[-empyre-] Empathy, film, re-enactment
goerling at phil.hhu.de
Sat Nov 15 05:07:02 EST 2014
sorry for being very occupied during the week and responding therefore with delay:
Empathy: I often have the impression that discussions about empathy are running in the wrong direction. All living being is open, in constant exchange with the world, with persons, other species and things around, with what is his Umwelt or his living-world. A newborn is in an extremely intense exchange with his environment. Just read what Daniel Stern 1985 wrote in his „The Interpersonal World of the Infant“ about the vitality affects: Long before there is any experience of an „I“, there is an intense communication of forms of feeling, of affects taking place. Or to say it in a more philosophical way: The „I“ always comes late, the encounter with the other always already has taken place before the „I“ notices it. This feeling of being addressed by the other, of being affected therefore is never free of a certain uncanniness. These points of encounter with the other are always already present, inside of me, passive synthesizes. The „I“ that comes late - in the history of the individual development as well as in every daily encounter - reacts to this, tolerating it, loving it, rejecting it. Violence, I assume, has always to do with this rejection. It tries to denial the presence of the other.

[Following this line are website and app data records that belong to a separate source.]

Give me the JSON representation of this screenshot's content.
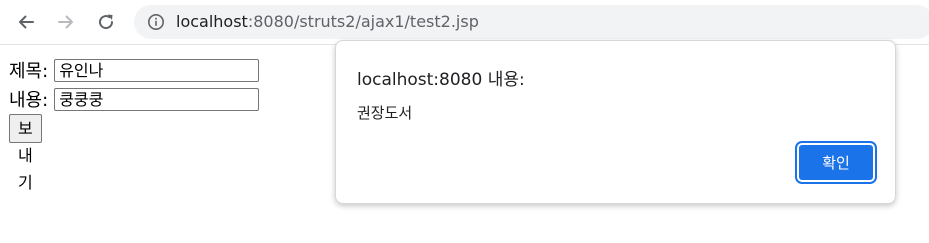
{
  "browser": {
    "url_host": "localhost",
    "url_rest": ":8080/struts2/ajax1/test2.jsp",
    "icons": {
      "back": "arrow-left-icon",
      "forward": "arrow-right-icon",
      "reload": "reload-icon",
      "site_info": "info-circle-icon"
    }
  },
  "form": {
    "title_label": "제목:",
    "title_value": "유인나",
    "content_label": "내용:",
    "content_value": "쿵쿵쿵",
    "send_label": "보내기"
  },
  "dialog": {
    "title": "localhost:8080 내용:",
    "message": "권장도서",
    "ok_label": "확인",
    "accent_color": "#1a73e8"
  }
}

There are probably two dynamics that can be been interwoven but can determine the process in a different manner: there can be a kind of violence that is to be understand as a way to deny the vague presence of the other. This is a violence that cannot be „explained“, it tries to answer to a diffuse feeling of an uncanny presence of something unknown. And there is the violence that can be understood with the psychoanalytic concept of identification and projection. This violence has a kind of inner representation of something that one tries to deny. In racisms the second form often is dominant. In the chapter on anti-semitism in their „Dialectics of Enlightenment“ Horkheimer/Adorno make clear that often hatred is accompanied by a mimetic play to imitate the other. (Taussig quotes this in his „Mimesis and Alterity“).
Empathy then is giving room for the other inside me, yes, but for the other who already has touched me. Loss of empathy on the other hand is a dissociative process.

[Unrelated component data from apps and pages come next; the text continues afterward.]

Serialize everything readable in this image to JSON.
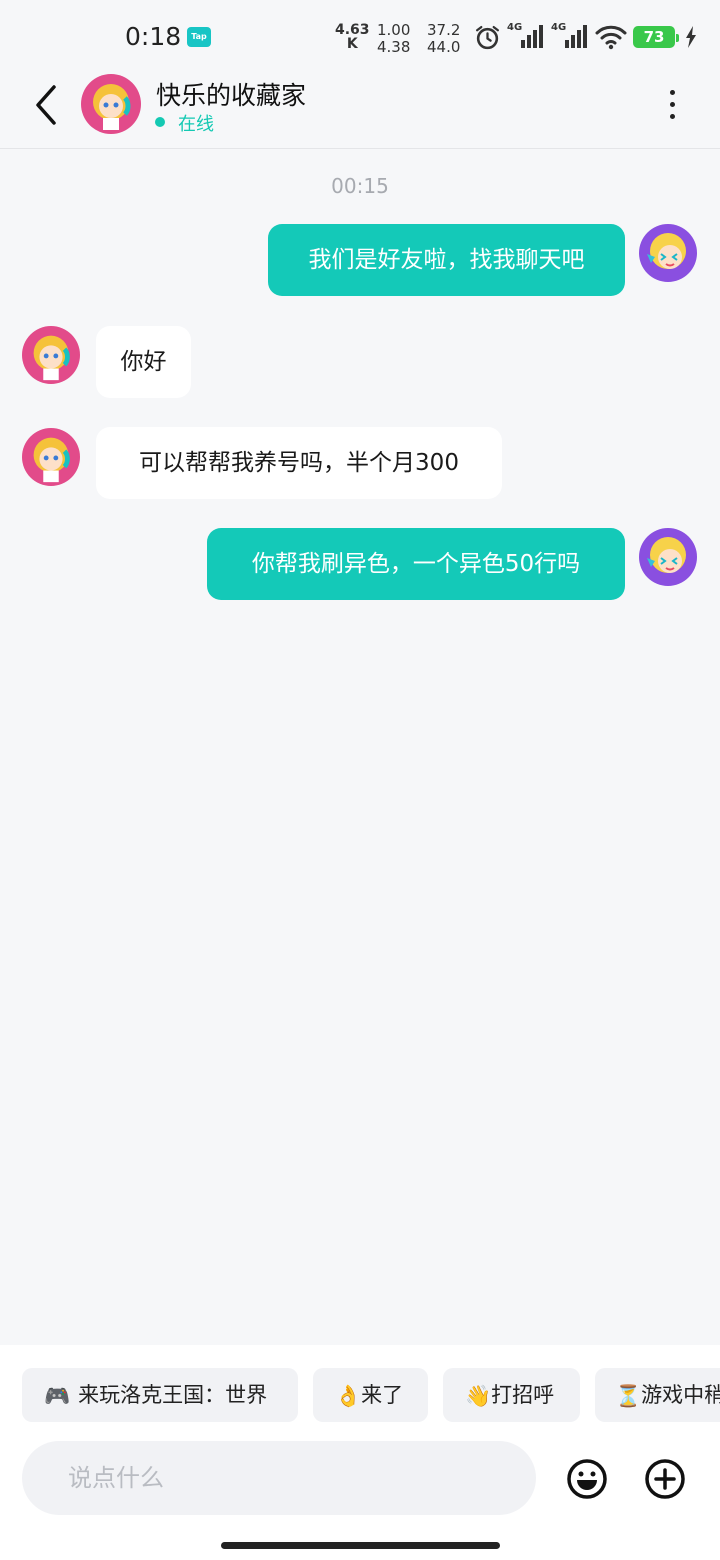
{
  "status_bar": {
    "time": "0:18",
    "tap_badge": "Tap",
    "net_speed_value": "4.63",
    "net_speed_unit": "K",
    "stat1_top": "1.00",
    "stat1_bottom": "4.38",
    "stat2_top": "37.2",
    "stat2_bottom": "44.0",
    "sim1_label": "4G",
    "sim2_label": "4G",
    "battery_level": "73",
    "icons": [
      "alarm-icon",
      "signal-icon",
      "signal-icon",
      "wifi-icon",
      "battery-icon",
      "charging-icon"
    ]
  },
  "header": {
    "contact_name": "快乐的收藏家",
    "status": "在线",
    "status_color": "#14c9b3"
  },
  "chat": {
    "timestamp": "00:15",
    "messages": [
      {
        "direction": "outgoing",
        "text": "我们是好友啦，找我聊天吧"
      },
      {
        "direction": "incoming",
        "text": "你好"
      },
      {
        "direction": "incoming",
        "text": "可以帮帮我养号吗，半个月300"
      },
      {
        "direction": "outgoing",
        "text": "你帮我刷异色，一个异色50行吗"
      }
    ],
    "accent_color": "#14c9b8"
  },
  "quick_replies": [
    {
      "icon": "🎮",
      "label": "来玩洛克王国：世界"
    },
    {
      "icon": "👌",
      "label": "来了"
    },
    {
      "icon": "👋",
      "label": "打招呼"
    },
    {
      "icon": "⏳",
      "label": "游戏中稍"
    }
  ],
  "composer": {
    "placeholder": "说点什么"
  }
}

I still believe that art has the power to weaken dissociative processes - not by confronting me with what I already have seen and want to denial. If there is such a power it comes from shifting the modes of perception, shifting it’s automatism. What we consciously know about our constant exchange with our environment is just a small part of what is this multifold relationship. It is constructed by automatisms and dissociations, changing in time and always determined by media: the little toy the infant plays with and is played by it (Freud’s grandson playing fort-da), the theatre, the film, this space we are in talking right now. Film turns the men’s alienation to its environment productive, that’s the key thought of Walter Benjamin’s „The Work of Art“.

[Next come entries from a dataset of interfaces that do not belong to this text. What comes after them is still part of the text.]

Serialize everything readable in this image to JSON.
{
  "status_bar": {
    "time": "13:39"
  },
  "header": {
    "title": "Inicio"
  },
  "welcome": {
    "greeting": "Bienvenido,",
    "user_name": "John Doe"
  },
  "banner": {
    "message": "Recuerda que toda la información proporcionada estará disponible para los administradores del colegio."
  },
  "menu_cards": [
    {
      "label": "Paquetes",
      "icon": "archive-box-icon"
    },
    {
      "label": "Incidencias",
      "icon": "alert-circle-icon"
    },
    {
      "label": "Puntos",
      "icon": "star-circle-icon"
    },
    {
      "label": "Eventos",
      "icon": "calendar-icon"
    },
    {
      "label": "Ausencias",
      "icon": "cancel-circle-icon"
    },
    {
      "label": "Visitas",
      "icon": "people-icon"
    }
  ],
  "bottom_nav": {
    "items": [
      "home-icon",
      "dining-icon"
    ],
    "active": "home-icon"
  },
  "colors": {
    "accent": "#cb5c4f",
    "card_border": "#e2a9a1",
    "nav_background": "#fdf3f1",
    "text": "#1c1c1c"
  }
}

Pier Marton already mentioned Joshua Oppenheimer’s film „The Act of Killing“. Two months ago a published a book (in German) about „Scenes of violence. Film and Torture from Rossellini to Bigelow“. Roberto Rossellini’s „Roma città aperta“ is the first film, Oppenheimer „The Act of Killing“ is the last film I’m talking about. Perhaps both films mark a period of filmmaking. Rossellini’s film was key to the emergence of Italian Neorealism and to its grounding question: Is film able to help to reconstruct social and empathetic relationships. And the key scene to put this question was the 16 minutes long torture scene near the end of the film. Rossellini is completely conscious about torture being an act that always takes place before a third part. He offers these images of violence to the spectator, the torturers, the bystanders, the ignorant: in the room or in the threshold that is the threshold to the torture chamber as well as the threshold of the cinema. There is a lot of hope in this film but Rossellini also shows how easy it is to denial what one has seen. And Oppenheimer’s piece confronts us with exactly the fact that film can be a means that helps to denial what one does and that even offers methods to kill. Rossellini wrote in the 70ties about his fear that cinema „est transformé en université du vol et de l’assassinat“. For Anwar Kongo, Herman Koto and others that formed a death squad during the massacres in Indonesia in 1965/66 - when between 500 000 Thousand and 2 Million people were killed after the General Suharto’s putsch (which was supported by the USA and other Western States): film was their university. And 40 years later they try to make a family film out of it. Oppenheimer worked for (I think) eight years with them, a long time; but this documentary shows that step by step by re-enacting their crimes at least some of them start to weaken the dissociative dynamics and begin to feel their responsibility.
For me the question of re-enactment is kind of key for art to deal with violence: re-enactment by women and men who were involved as victims and as perpetrators: Oppenheimer’s movie, the TRC(s), „Rwanda, à travers nous, l’humanité“….. Do you have further suggestions?
(I hope I’ll find time the next days to come back to Jon Mackenzie's important question about the relationship between violence and data.)
Jean-Luc Godard writes about the cinema:
is truly formidable
as inevitable as justice
devastating as love
dramatic as a duel
unbiased and continuous
between all that is born
and all that dies
following our march towards death
by the trail of blood that marks it
the cinema doesn’t cry
doesn’t cry over us
it doesn’t comfort us
since it is with us
since it is us“
More information about the empyre